Discussion paper

DP4605 A Theory of Wages and Labour Demand with Intra-firm Bargaining and Matching Frictions

Firms are the field of several strategic interactions that standard neo-classical analysis often ignores. Such strategic considerations concern relations between capital owner and labour, relations between marginal employees and incumbents and more generally all relations between different groups within the firm with different bargaining positions. This Paper provides a synthetic model of the labour market equilibrium with search frictions in a dynamic framework where wage bargaining is influenced by within-firm strategic interactions, with explicit closed form solutions. We then explore systematically within-firm strategic interactions and shed new light on the micro- and macroeconomic consequences of conflicts on wages, unemployment and capital accumulation. First, we recover the partial equilibrium over-employment phenomenon put to the fore by Stole and Zwiebel (1996a,b) at the firm level, according to which the bargaining power of workers increases employment. Further, with heterogeneous labour, higher relative bargaining power for some groups leads quite generally to over-employment relative to other groups, those other groups being under-employed if they have a lower relative bargaining power. The over-employment results do not necessarily hold at the macroeconomic level, however. Quantitative exercises suggest that the bargaining power of workers is actually detrimental to employment when labour is considered as an homogeneous input. Finally, the hold-up problem between capital owners and employees does not necessarily lead to under-investment in physical capital as it is usually the case. Actually, strategic over-employment can induce over-investment when employees substitutable to capital have strong bargaining power.

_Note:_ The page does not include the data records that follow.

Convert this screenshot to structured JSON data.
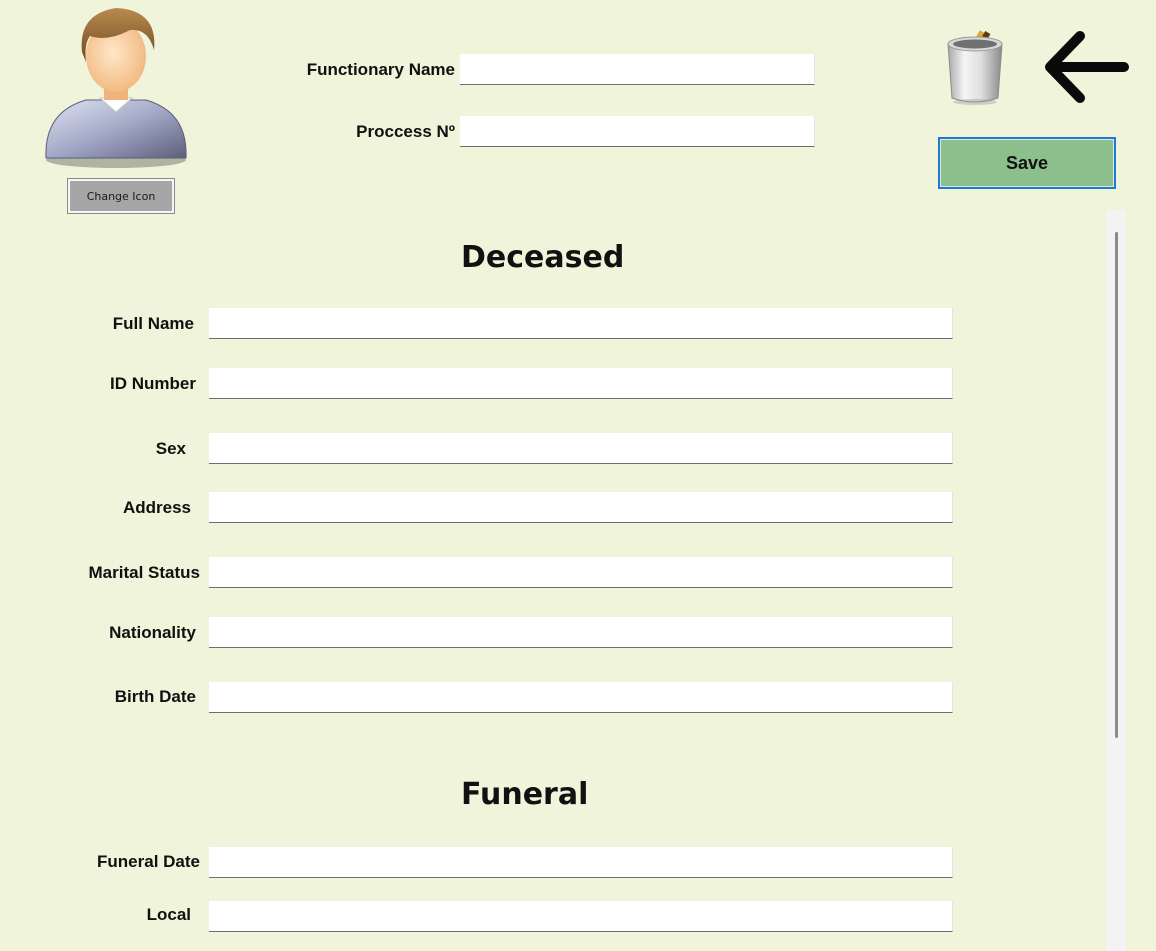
{
  "header": {
    "change_icon_label": "Change Icon",
    "functionary_name_label": "Functionary Name",
    "functionary_name_value": "",
    "process_label": "Proccess Nº",
    "process_value": "",
    "save_label": "Save"
  },
  "icons": {
    "avatar": "user-avatar-icon",
    "delete": "trash-can-icon",
    "back": "arrow-left-icon"
  },
  "deceased": {
    "title": "Deceased",
    "fields": [
      {
        "label": "Full Name",
        "value": ""
      },
      {
        "label": "ID Number",
        "value": ""
      },
      {
        "label": "Sex",
        "value": ""
      },
      {
        "label": "Address",
        "value": ""
      },
      {
        "label": "Marital Status",
        "value": ""
      },
      {
        "label": "Nationality",
        "value": ""
      },
      {
        "label": "Birth Date",
        "value": ""
      }
    ]
  },
  "funeral": {
    "title": "Funeral",
    "fields": [
      {
        "label": "Funeral Date",
        "value": ""
      },
      {
        "label": "Local",
        "value": ""
      }
    ]
  },
  "colors": {
    "background": "#eff4da",
    "save_button": "#8cbf8c",
    "save_border": "#1e78d8",
    "change_icon_button": "#a6a6a6"
  }
}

Cahuc, P, E Wasmer and F Marque (2004), ‘DP4605 A Theory of Wages and Labour Demand with Intra-firm Bargaining and Matching Frictions‘, CEPR Discussion Paper No. 4605. CEPR Press, Paris & London. https://cepr.org/publications/dp4605